  • 10.
  • 11. Seven Habits of Highly Creative People is an homage to Stephen Covey Creativity is the act of turning new and imaginative ideas into reality. Creativity involves two processes: thinking, and then producing. Innovation is the production or implementation of an idea. If you have ideas, but don’t act on them, you are imaginative but not creative. Make a habit of these seven practices, and you will be highly creative in your field: 1. Prepare the ground “In creating, the only hard thing’s to begin; A grass-blade’s no easier to make than an oak.”—James Russell Lowell Creativity requires an absorbed mind, a relaxed state of focus and attention. Give yourself the time and space you need to get completely absorbed in the zone of creativity and inspiration. Let the desire to create come from the pure pleasure of creative expression. If you worry about being perfect, you may never begin. 2. Plant seeds for creativity “We are what we think. All that we are arises with our thoughts. With our thoughts we create the world.” —The Buddha We amplify what we think about most. Put your attention on what you want to create, not on complaints. Set an intention to produce the results you desire. 3. Live in the question “Be patient towards all that is unsolved in your heart. And try to love the questions themselves.” —Rainer Maria Rilke It’s been said that at the age of 5, children ask 120 questions a day, at age 6 they ask only 60 questions a day, and at the age of 40, adults ask 4 questions a day. We adults need to embrace “beginner’s mind,” and ask questions, instead of trying to find immediate answers. Pay attention to questions other people ask, especially those from artists, scientists, and thought leaders. Collect questions you find compelling.
  • 12. 4. Feed your brain “If you stuff yourself full of poems, essays, plays, stories, novels, films, comic strips, magazines, music, you automatically explode every morning like old faithful. I have never had a dry spell in my life, mainly because I feed myself well, to the point of bursting.” —Ray Bradbury Be curious and follow your nose. Get interested in something and it will later provide you with a goldmine of ideas if you learn to make connections between people, places and things that would not ordinarily be connected. Combining ideas, and making connections are key practices of creativity employed by artists, designers, and scientists. 5. Experiment & explore “I make more mistakes than anyone else I know, and sooner or later, I patent most of them.”—Thomas Edison Edison was a both a prolific inventor and innovator, producing over 1,093 patents. He was also a master at learning from failed experiments. When he died in 1931 he left behind 3,500 notebooks containing details of his ideas and thoughts. If you follow your curiosity, experiment with ideas, and learn from your mistakes, the quality of your creativity will vastly improve. 6. Replenish your creative stock “As artists, we must learn to be self nourishing.” —Julia Cameron Joni Mitchell describes her replenishing process as field rotation.
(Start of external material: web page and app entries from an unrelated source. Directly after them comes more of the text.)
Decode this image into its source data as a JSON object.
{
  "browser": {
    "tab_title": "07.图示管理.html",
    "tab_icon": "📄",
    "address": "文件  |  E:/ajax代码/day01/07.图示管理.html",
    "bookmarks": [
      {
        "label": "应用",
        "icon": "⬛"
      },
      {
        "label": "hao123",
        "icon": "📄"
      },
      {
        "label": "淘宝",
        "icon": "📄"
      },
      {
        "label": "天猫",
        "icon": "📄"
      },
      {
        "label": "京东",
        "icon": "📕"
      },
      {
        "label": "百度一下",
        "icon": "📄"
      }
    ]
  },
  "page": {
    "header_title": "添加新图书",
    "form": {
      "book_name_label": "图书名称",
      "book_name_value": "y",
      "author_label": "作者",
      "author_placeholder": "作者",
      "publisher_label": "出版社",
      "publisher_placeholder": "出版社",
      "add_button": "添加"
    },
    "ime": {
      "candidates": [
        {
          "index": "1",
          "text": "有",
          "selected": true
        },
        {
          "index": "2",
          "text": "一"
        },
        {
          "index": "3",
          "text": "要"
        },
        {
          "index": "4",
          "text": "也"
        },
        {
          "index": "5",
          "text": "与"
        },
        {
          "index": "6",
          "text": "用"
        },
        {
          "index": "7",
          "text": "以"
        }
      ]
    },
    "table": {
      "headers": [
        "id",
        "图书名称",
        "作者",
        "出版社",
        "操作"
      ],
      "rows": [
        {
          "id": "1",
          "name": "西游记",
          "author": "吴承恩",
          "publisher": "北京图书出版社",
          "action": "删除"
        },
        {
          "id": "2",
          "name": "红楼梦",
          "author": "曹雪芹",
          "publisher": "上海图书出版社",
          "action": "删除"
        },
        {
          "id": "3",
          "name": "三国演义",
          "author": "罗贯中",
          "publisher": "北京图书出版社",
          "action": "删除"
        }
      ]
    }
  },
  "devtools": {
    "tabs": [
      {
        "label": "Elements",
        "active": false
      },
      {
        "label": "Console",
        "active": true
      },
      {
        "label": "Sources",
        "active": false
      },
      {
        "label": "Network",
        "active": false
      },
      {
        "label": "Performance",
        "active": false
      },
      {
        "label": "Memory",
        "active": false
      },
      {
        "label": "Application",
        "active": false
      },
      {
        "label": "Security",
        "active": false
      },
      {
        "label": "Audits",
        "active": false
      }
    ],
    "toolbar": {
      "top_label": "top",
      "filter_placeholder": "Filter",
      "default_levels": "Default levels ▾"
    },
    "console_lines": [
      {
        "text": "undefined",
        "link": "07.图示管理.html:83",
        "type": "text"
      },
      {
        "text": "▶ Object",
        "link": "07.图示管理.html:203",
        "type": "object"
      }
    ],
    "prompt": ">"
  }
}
When she needs a break, she switches form singing and song writing to painting. 7. The secret to liberating your creativity While there is no magic bullet that will liberate your creativity, it can be helpful to remember how you played as a child. What absorbed you to the extent that you lost track of time? Your child’s play provides the clue to your creativity, your talents and your passion. What connections can you make from lessons you have learned at play, that you can apply to your work?
  • 13. Snapshot 1. Prepare the ground 2. Plant seeds for creativity 3. Live in the question 4. Feed your brain 5. Experiment & explore 6. Replenish your creative stock 7. Find out the secret to liberating your creativity
  • 14.
  • 15.
  • 16. • Believe you can change the world. • Work quickly, keep the tools unlocked, work whenever. • Know when to work alone and when to work together. • Share – tools, ideas. Trust your colleagues. • No politics. No bureaucracy. • The customer defines a job well done. • Radical ideas are not bad ideas. • Make a contribution every day. • Believe that together we can do anything. • Invent. -1999 HP Annual Report

Editor's Notes

  1. Age 45 Zip 2 . Compaq 307 million USD Paypal 1.5 Billion